PROBLEM → Reproduce all records exactly.

■ ■ ■

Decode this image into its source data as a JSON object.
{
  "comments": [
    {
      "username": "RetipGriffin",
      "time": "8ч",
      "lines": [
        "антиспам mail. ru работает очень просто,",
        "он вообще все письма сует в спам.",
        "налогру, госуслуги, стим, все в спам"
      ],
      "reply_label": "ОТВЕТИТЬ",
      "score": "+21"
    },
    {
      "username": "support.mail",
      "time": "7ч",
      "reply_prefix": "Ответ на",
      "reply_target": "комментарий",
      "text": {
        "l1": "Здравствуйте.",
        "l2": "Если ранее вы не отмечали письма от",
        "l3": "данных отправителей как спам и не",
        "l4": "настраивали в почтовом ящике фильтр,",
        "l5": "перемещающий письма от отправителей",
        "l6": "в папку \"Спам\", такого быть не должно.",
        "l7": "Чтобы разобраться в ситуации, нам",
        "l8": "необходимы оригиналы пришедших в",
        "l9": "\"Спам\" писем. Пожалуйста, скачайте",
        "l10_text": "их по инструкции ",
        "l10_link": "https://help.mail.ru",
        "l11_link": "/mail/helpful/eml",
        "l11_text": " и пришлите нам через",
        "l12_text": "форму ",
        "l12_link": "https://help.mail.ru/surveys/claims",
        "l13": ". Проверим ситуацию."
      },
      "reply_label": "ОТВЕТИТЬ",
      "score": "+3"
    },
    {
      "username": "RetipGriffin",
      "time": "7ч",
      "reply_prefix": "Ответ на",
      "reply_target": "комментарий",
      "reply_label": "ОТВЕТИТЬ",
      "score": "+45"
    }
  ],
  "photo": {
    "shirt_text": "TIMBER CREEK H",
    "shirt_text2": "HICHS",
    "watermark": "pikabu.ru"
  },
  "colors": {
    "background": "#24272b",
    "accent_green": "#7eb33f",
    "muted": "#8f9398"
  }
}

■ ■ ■

RESPONSE BELOW →
Decode this image into its source data as a JSON object.
{
  "comments": [
    {
      "username": "RetipGriffin",
      "time": "8ч",
      "lines": [
        "антиспам mail. ru работает очень просто,",
        "он вообще все письма сует в спам.",
        "налогру, госуслуги, стим, все в спам"
      ],
      "reply_label": "ОТВЕТИТЬ",
      "score": "+21"
    },
    {
      "username": "support.mail",
      "time": "7ч",
      "reply_prefix": "Ответ на",
      "reply_target": "комментарий",
      "text": {
        "l1": "Здравствуйте.",
        "l2": "Если ранее вы не отмечали письма от",
        "l3": "данных отправителей как спам и не",
        "l4": "настраивали в почтовом ящике фильтр,",
        "l5": "перемещающий письма от отправителей",
        "l6": "в папку \"Спам\", такого быть не должно.",
        "l7": "Чтобы разобраться в ситуации, нам",
        "l8": "необходимы оригиналы пришедших в",
        "l9": "\"Спам\" писем. Пожалуйста, скачайте",
        "l10_text": "их по инструкции ",
        "l10_link": "https://help.mail.ru",
        "l11_link": "/mail/helpful/eml",
        "l11_text": " и пришлите нам через",
        "l12_text": "форму ",
        "l12_link": "https://help.mail.ru/surveys/claims",
        "l13": ". Проверим ситуацию."
      },
      "reply_label": "ОТВЕТИТЬ",
      "score": "+3"
    },
    {
      "username": "RetipGriffin",
      "time": "7ч",
      "reply_prefix": "Ответ на",
      "reply_target": "комментарий",
      "reply_label": "ОТВЕТИТЬ",
      "score": "+45"
    }
  ],
  "photo": {
    "shirt_text": "TIMBER CREEK H",
    "shirt_text2": "HICHS",
    "watermark": "pikabu.ru"
  },
  "colors": {
    "background": "#24272b",
    "accent_green": "#7eb33f",
    "muted": "#8f9398"
  }
}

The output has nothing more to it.